One hundred days into his presidency—a landmark that will pass while this issue of Maclean’s is on newsstands—it’s easier to measure what Barack Obama won’t do, or what he hesitates to do, than to list all he has done. He’s been busy. But his hesitations may wind up mattering more than his bold actions.
Obama’s is already a consequential presidency. By moving to close the Guantánamo Bay prison and abandoning torture he’s shown he’s no George W. Bush. By embracing Europe, tolerating Hugo Chávez and trying to thaw relations with Cuba and Iran, he has shown the world a more conciliatory face. And by hammering open the spending taps, responding to a crisis of easy private money by inaugurating an era of easy public money, he has launched a thousand megaprojects.
There’s a lot to admire in each of those moves, but they have something in common. Together they form a politics of plenty: they are not particularly concerned with counting costs. Obama doesn’t like to choose among nations. He doesn’t like to choose among government projects.

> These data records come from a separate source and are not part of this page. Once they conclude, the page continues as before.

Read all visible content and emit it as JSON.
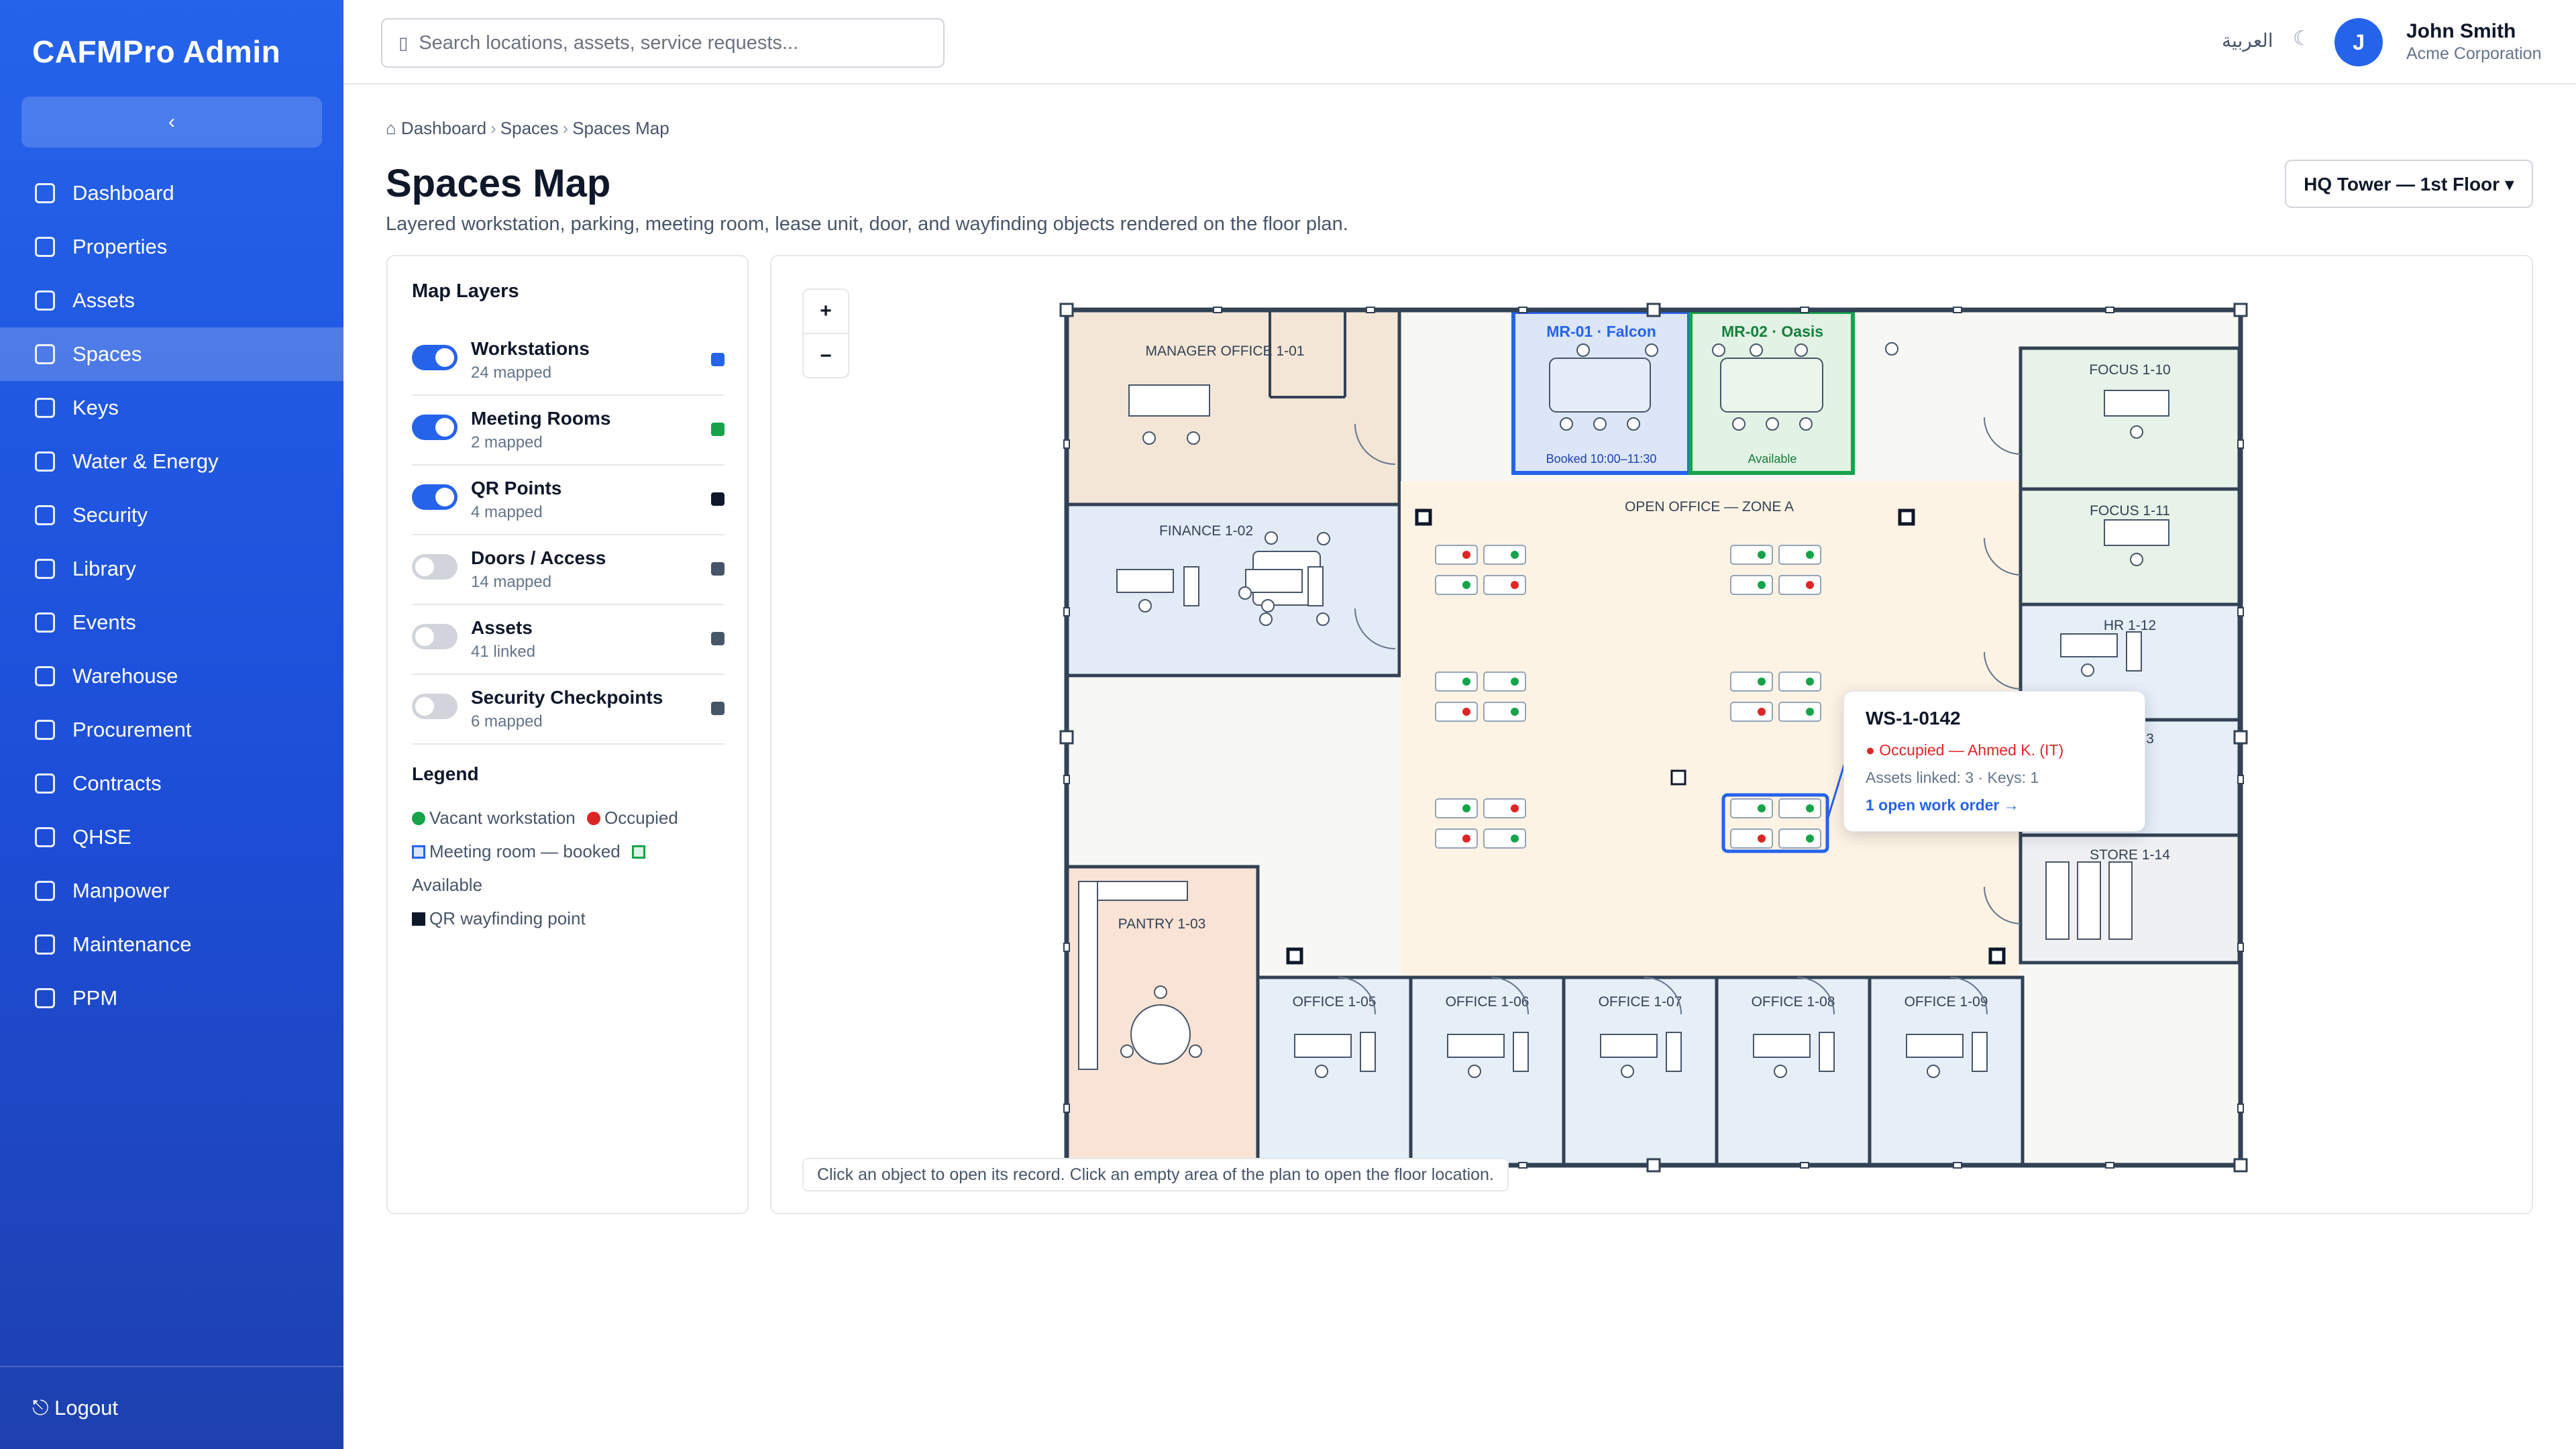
{
  "app": {
    "title": "CAFMPro Admin",
    "collapse_icon": "‹"
  },
  "sidebar": {
    "items": [
      {
        "label": "Dashboard",
        "active": false
      },
      {
        "label": "Properties",
        "active": false
      },
      {
        "label": "Assets",
        "active": false
      },
      {
        "label": "Spaces",
        "active": true
      },
      {
        "label": "Keys",
        "active": false
      },
      {
        "label": "Water & Energy",
        "active": false
      },
      {
        "label": "Security",
        "active": false
      },
      {
        "label": "Library",
        "active": false
      },
      {
        "label": "Events",
        "active": false
      },
      {
        "label": "Warehouse",
        "active": false
      },
      {
        "label": "Procurement",
        "active": false
      },
      {
        "label": "Contracts",
        "active": false
      },
      {
        "label": "QHSE",
        "active": false
      },
      {
        "label": "Manpower",
        "active": false
      },
      {
        "label": "Maintenance",
        "active": false
      },
      {
        "label": "PPM",
        "active": false
      }
    ],
    "logout_label": "⎋ Logout"
  },
  "topbar": {
    "search_placeholder": "Search locations, assets, service requests...",
    "search_icon": "▯",
    "language_label": "العربية",
    "theme_icon": "☾",
    "avatar_initial": "J",
    "user_name": "John Smith",
    "user_org": "Acme Corporation"
  },
  "breadcrumb": [
    "⌂ Dashboard",
    "Spaces",
    "Spaces Map"
  ],
  "page": {
    "title": "Spaces Map",
    "subtitle": "Layered workstation, parking, meeting room, lease unit, door, and wayfinding objects rendered on the floor plan.",
    "floor_selector": "HQ Tower — 1st Floor ▾"
  },
  "layers": {
    "title": "Map Layers",
    "items": [
      {
        "name": "Workstations",
        "count": "24 mapped",
        "on": true,
        "color": "#2563eb"
      },
      {
        "name": "Meeting Rooms",
        "count": "2 mapped",
        "on": true,
        "color": "#16a34a"
      },
      {
        "name": "QR Points",
        "count": "4 mapped",
        "on": true,
        "color": "#0f172a"
      },
      {
        "name": "Doors / Access",
        "count": "14 mapped",
        "on": false,
        "color": "#475569"
      },
      {
        "name": "Assets",
        "count": "41 linked",
        "on": false,
        "color": "#475569"
      },
      {
        "name": "Security Checkpoints",
        "count": "6 mapped",
        "on": false,
        "color": "#475569"
      }
    ]
  },
  "legend": {
    "title": "Legend",
    "vacant": "Vacant workstation",
    "occupied": "Occupied",
    "meeting_booked": "Meeting room — booked",
    "available": "Available",
    "qr": "QR wayfinding point",
    "colors": {
      "vacant": "#16a34a",
      "occupied": "#dc2626",
      "meeting_booked": "#2563eb",
      "available": "#16a34a",
      "qr": "#0f172a"
    }
  },
  "map": {
    "zoom_in": "+",
    "zoom_out": "−",
    "hint": "Click an object to open its record. Click an empty area of the plan to open the floor location.",
    "rooms": {
      "manager_office": "MANAGER OFFICE 1-01",
      "finance": "FINANCE 1-02",
      "pantry": "PANTRY 1-03",
      "mr01": "MR-01 · Falcon",
      "mr01_status": "Booked 10:00–11:30",
      "mr02": "MR-02 · Oasis",
      "mr02_status": "Available",
      "open_office": "OPEN OFFICE — ZONE A",
      "office_105": "OFFICE 1-05",
      "office_106": "OFFICE 1-06",
      "office_107": "OFFICE 1-07",
      "office_108": "OFFICE 1-08",
      "office_109": "OFFICE 1-09",
      "focus_110": "FOCUS 1-10",
      "focus_111": "FOCUS 1-11",
      "hr_112": "HR 1-12",
      "room_113_partial": "3",
      "store_114": "STORE 1-14"
    },
    "colors": {
      "wall": "#334155",
      "manager": "#f3e6d6",
      "finance": "#e3ebf6",
      "pantry": "#f9e3d5",
      "open_office": "#fdf3e4",
      "corridor": "#f7f8f4",
      "mr_booked": "#dce6f7",
      "mr_available": "#e2f2e4",
      "focus": "#e7f3e8",
      "office": "#e6eef8",
      "store": "#eff0f1"
    }
  },
  "popup": {
    "title": "WS-1-0142",
    "status": "● Occupied — Ahmed K. (IT)",
    "meta": "Assets linked: 3 · Keys: 1",
    "link": "1 open work order →"
  }
}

I mean no criticism of his decision to forswear torture, which to me is simple justice and long overdue. But it can’t be counted a bold strategy, because torture doesn’t exactly have a lot of friends.

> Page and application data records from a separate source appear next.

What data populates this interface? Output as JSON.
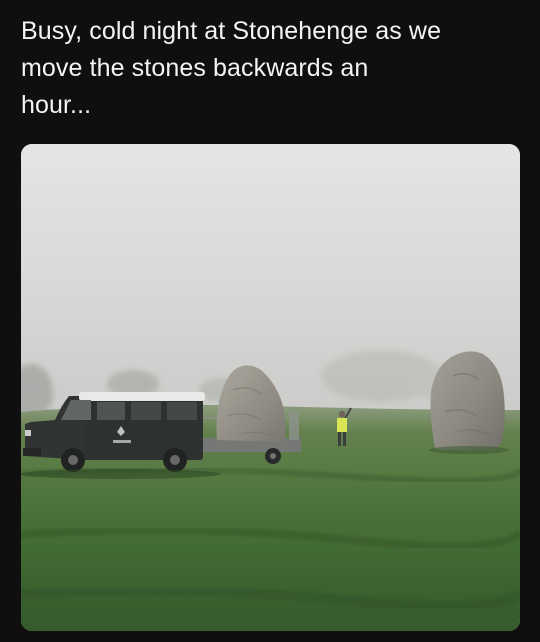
{
  "post": {
    "caption": "Busy, cold night at Stonehenge as we\nmove the stones backwards an\nhour..."
  },
  "photo": {
    "scene": [
      "fog-sky",
      "green-field",
      "standing-stone-right",
      "standing-stone-on-trailer",
      "land-rover",
      "trailer",
      "person-hi-vis-waving",
      "distant-trees"
    ]
  },
  "colors": {
    "background": "#0f0f0f",
    "text": "#f4f4f4",
    "fog": "#d8d8d6",
    "grass": "#3f6a2d",
    "vehicle": "#222725",
    "stone": "#8e8b84",
    "hi_vis": "#d9e64a"
  }
}
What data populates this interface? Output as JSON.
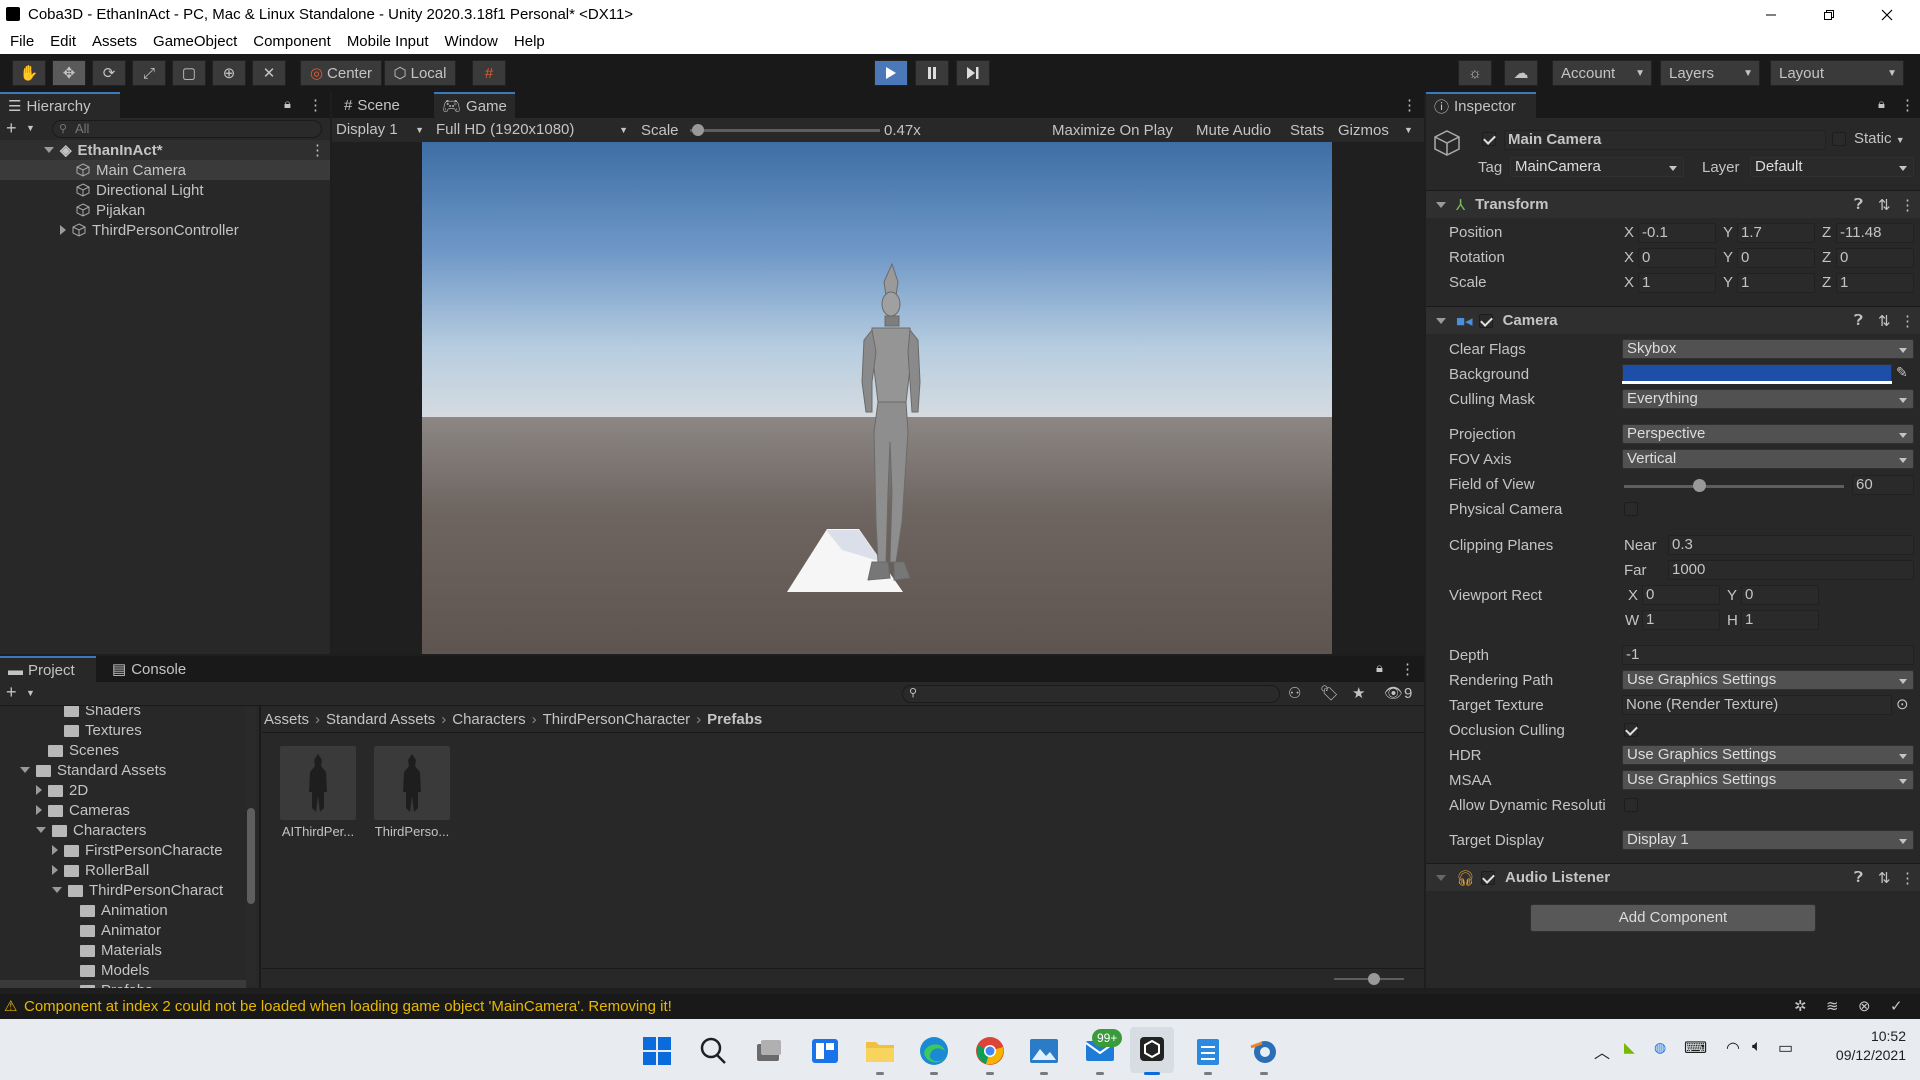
{
  "window": {
    "title": "Coba3D - EthanInAct - PC, Mac & Linux Standalone - Unity 2020.3.18f1 Personal* <DX11>"
  },
  "menu": [
    "File",
    "Edit",
    "Assets",
    "GameObject",
    "Component",
    "Mobile Input",
    "Window",
    "Help"
  ],
  "toolbar": {
    "pivot": "Center",
    "space": "Local",
    "account": "Account",
    "layers": "Layers",
    "layout": "Layout"
  },
  "hierarchy": {
    "tab": "Hierarchy",
    "search_placeholder": "All",
    "scene": "EthanInAct*",
    "items": [
      "Main Camera",
      "Directional Light",
      "Pijakan",
      "ThirdPersonController"
    ]
  },
  "view_tabs": {
    "scene": "Scene",
    "game": "Game"
  },
  "game_bar": {
    "display": "Display 1",
    "resolution": "Full HD (1920x1080)",
    "scale_label": "Scale",
    "scale_value": "0.47x",
    "maximize": "Maximize On Play",
    "mute": "Mute Audio",
    "stats": "Stats",
    "gizmos": "Gizmos"
  },
  "project": {
    "tabs": {
      "project": "Project",
      "console": "Console"
    },
    "filter_count": "9",
    "tree": [
      {
        "label": "Shaders",
        "indent": 3,
        "arrow": "none"
      },
      {
        "label": "Textures",
        "indent": 3,
        "arrow": "none"
      },
      {
        "label": "Scenes",
        "indent": 2,
        "arrow": "none"
      },
      {
        "label": "Standard Assets",
        "indent": 1,
        "arrow": "down"
      },
      {
        "label": "2D",
        "indent": 2,
        "arrow": "right"
      },
      {
        "label": "Cameras",
        "indent": 2,
        "arrow": "right"
      },
      {
        "label": "Characters",
        "indent": 2,
        "arrow": "down"
      },
      {
        "label": "FirstPersonCharacte",
        "indent": 3,
        "arrow": "right"
      },
      {
        "label": "RollerBall",
        "indent": 3,
        "arrow": "right"
      },
      {
        "label": "ThirdPersonCharact",
        "indent": 3,
        "arrow": "down"
      },
      {
        "label": "Animation",
        "indent": 4,
        "arrow": "none"
      },
      {
        "label": "Animator",
        "indent": 4,
        "arrow": "none"
      },
      {
        "label": "Materials",
        "indent": 4,
        "arrow": "none"
      },
      {
        "label": "Models",
        "indent": 4,
        "arrow": "none"
      },
      {
        "label": "Prefabs",
        "indent": 4,
        "arrow": "none"
      }
    ],
    "breadcrumb": [
      "Assets",
      "Standard Assets",
      "Characters",
      "ThirdPersonCharacter",
      "Prefabs"
    ],
    "assets": [
      "AIThirdPer...",
      "ThirdPerso..."
    ]
  },
  "inspector": {
    "tab": "Inspector",
    "object_name": "Main Camera",
    "static": "Static",
    "tag_label": "Tag",
    "tag": "MainCamera",
    "layer_label": "Layer",
    "layer": "Default",
    "transform": {
      "title": "Transform",
      "rows": [
        {
          "label": "Position",
          "x": "-0.1",
          "y": "1.7",
          "z": "-11.48"
        },
        {
          "label": "Rotation",
          "x": "0",
          "y": "0",
          "z": "0"
        },
        {
          "label": "Scale",
          "x": "1",
          "y": "1",
          "z": "1"
        }
      ]
    },
    "camera": {
      "title": "Camera",
      "clear_flags_label": "Clear Flags",
      "clear_flags": "Skybox",
      "background_label": "Background",
      "background_color": "#1e4fa8",
      "culling_mask_label": "Culling Mask",
      "culling_mask": "Everything",
      "projection_label": "Projection",
      "projection": "Perspective",
      "fov_axis_label": "FOV Axis",
      "fov_axis": "Vertical",
      "fov_label": "Field of View",
      "fov": "60",
      "physical_label": "Physical Camera",
      "clipping_label": "Clipping Planes",
      "near_label": "Near",
      "near": "0.3",
      "far_label": "Far",
      "far": "1000",
      "viewport_label": "Viewport Rect",
      "vx": "0",
      "vy": "0",
      "vw": "1",
      "vh": "1",
      "depth_label": "Depth",
      "depth": "-1",
      "rendering_path_label": "Rendering Path",
      "rendering_path": "Use Graphics Settings",
      "target_texture_label": "Target Texture",
      "target_texture": "None (Render Texture)",
      "occlusion_label": "Occlusion Culling",
      "hdr_label": "HDR",
      "hdr": "Use Graphics Settings",
      "msaa_label": "MSAA",
      "msaa": "Use Graphics Settings",
      "dynamic_res_label": "Allow Dynamic Resoluti",
      "target_display_label": "Target Display",
      "target_display": "Display 1"
    },
    "audio_listener": "Audio Listener",
    "add_component": "Add Component"
  },
  "status": {
    "warning": "Component at index 2 could not be loaded when loading game object 'MainCamera'. Removing it!"
  },
  "taskbar": {
    "time": "10:52",
    "date": "09/12/2021",
    "mail_badge": "99+"
  }
}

What it did have, for years, was practitioners in secret prisons around the world, and legal theorists and political enablers in Washington. What would be bold would be to investigate and prosecute them. But Obama has been extraordinarily reluctant to prosecute either torture’s practitioners or enablers. That would be divisive. And as we move from the list of things Obama has done to the list of things he resists, we see a reluctance to take action that would be both decisive and divisive.
This is easy to understand now, but it will be significant over the course of Obama’s presidency. He likes to create winners, not losers. So he has embraced policies that have no fight in them and backed off policies where a fight would be inevitable. He has given up on renegotiating NAFTA. He’s dropped plans to reduce farm subsidies. He wanted to resuscitate an assault-weapons ban that died under George W. Bush, but some in Congress pushed back and he has dropped the idea.
This pattern suggests a generous instinct and an aversion to conflict. Neither is fatal in the short term. Both offer a refreshing change from Obama’s predecessor. And because his government spends far more than it asks of Americans, Obama is well-placed to buy a lot of change. But, at best, it leaves open the question of whether he will have it in him to keep pushing when opposition is focused, loud, and well-funded.
Health care will be one such file, but it’s mostly a matter between Americans, and Obama’s success or failure needn’t concern us. But climate change will be another, and it is at the centre of relations between our two countries.
Stephen Harper has handled the early steps of his relationship with Obama well. Precedent suggested there’d be trouble here. As Lawrence Martin pointed out in his book, The Presidents and The Prime Ministers, party differences have usually caused cross-border trouble. Kennedy hated Diefenbaker. Trudeau couldn’t abide Reagan. More recently, Chrétien made real efforts to get off on the right foot with Bush, but the relationship soon turned toxic.
Harper has found, in Obama, a President who is eager to make friends, but he has also played the relationship smartly. He prefers to lead with big global issues where the two countries share a common viewpoint, like Afghanistan and free trade, instead of concentrating on bilateral irritants that magnify discord. Harper’s eager courting of U.S. journalists is easy to mock—I know, I’ve done it—but it will raise Canada’s profile in Washington while important decisions are made.
But a kind word will only get you so far. Harper has made energy and the environment the cornerstones of the Canada-U.S. relationship. The idea is that we would be part of some continental plan to cap and trade carbon emissions, in return for protecting privileged American access to Canadian energy exports—and protecting the U.S. market for Alberta’s oil sands.
Unfortunately, just about every element of this project is turning out to be a farce. First, there’s no such thing as privileged access to oil because oil is sold in a fluid global market, so we have nothing in particular to offer. Second, a President who can’t stop making friends has no particular interest in bilateral deal-making with Canada when he has far more important partners to chase when it comes to regulating emissions. China, first of all. Then Europe. Then us, way behind.
Most important, it’s not clear this President can ever meaningfully regulate emissions, because that would inflict concentrated pain on powerful interests. So far that’s the kind of fight Obama likes to back away from.
Harper has executed more than his share of political about-faces, and his approach to climate change after Obama’s election looked like another. But that may be an illusion. Bush was uninterested in reducing carbon emissions. Obama may be unable. For Harper, hitching his wagon to the second is just as easy as to the first.